Some interesting twists in the last half of the novel. Marguerite, who was the main point-of-view and action figure is reduced to a state of waiting. The point-of view has switched to that of a spectator in awe of the Pimpernel's/Percy's actions and devices. Marguerite now becomes the emotional guide. When she is afraid for Percy, the reader is afraid; when she is confident, the reader is confident.
There seems to be an overriding message to the nobles. Any of the nobility who behaved with arrogance were taught a lesson in humility by the end of the novel.
The character of the Scarlet Pimpernel doesn't seem to have much depth, other than by explanation of the narrator. The trick with the pepper was rather lame, but at the same time the reader knew that it would trigger Percy's escape.
All in all, it was a good story. The swashbuckling hero saves the day by snatching innocent lives from the madmen of the Reign of Terror.

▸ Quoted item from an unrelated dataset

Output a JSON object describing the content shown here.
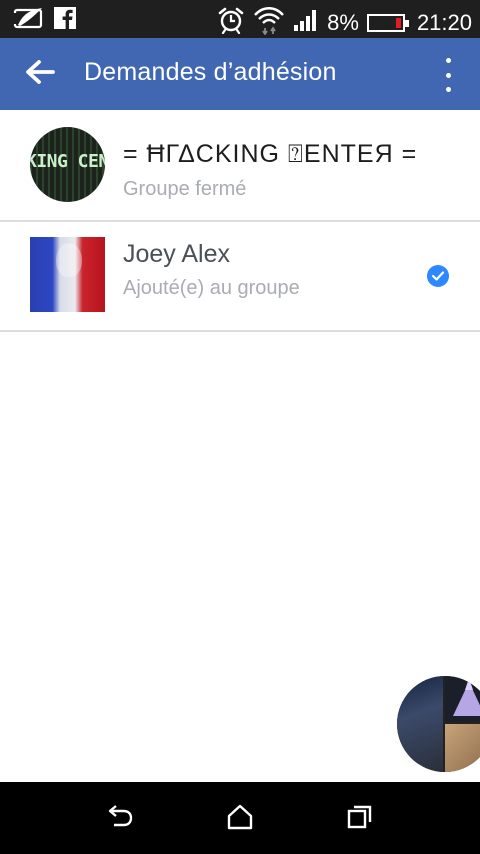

It's easy to see why this became a model for subsequent hidden-identity superheroes.
10-24-2011 09:39 PM
I've never seen any production of "The Scarlet Pimpernel" play, but I'm sure that the play utilizes a third-person POV. IMO, the book might have been even better if it had been written in an objective, third person voice. I found Marguerite's POV to be somewhat anachronistic. (And, per Wikipedia, critics of the time found the play to be antiquated too.)
Apparently, the play came first. IMO, it's evident that the book was written based upon a play as each chapter utilizes a specific setting amenable to a scene w/in a play. The play was not an instant success when it opened in 1903. Per Wikipedia, a producer of the play, named Terry Brook, had the last act re-written and reopened it at the New Theater in London on January 5, 1905. (See Wikipedia at The Scarlet Pimpernel.)
As I mentioned earlier, the critics considered the play to be too old fashioned even with its rewritten final scene, but the public embraced the play. Here's a 1905 image of the New Theater.
|New Theatre, postcard, circa 1905|
10-25-2011 12:02 AM
I have seen a production of the play, and most probably it was an adaptation and not the original script. But it was just like any other play, mostly dialogue and sets. Similar to watching any college performance of a Shakespeare play.
10-29-2011 10:02 PM
I haven't been able to keep up with the reading, but have enjoyed scanning your comments (I don't worry about spoilers, especially for classics. If I know the plot, I can read for the enjoyment of the writing rather than for the story.)
Thanks for your posts here.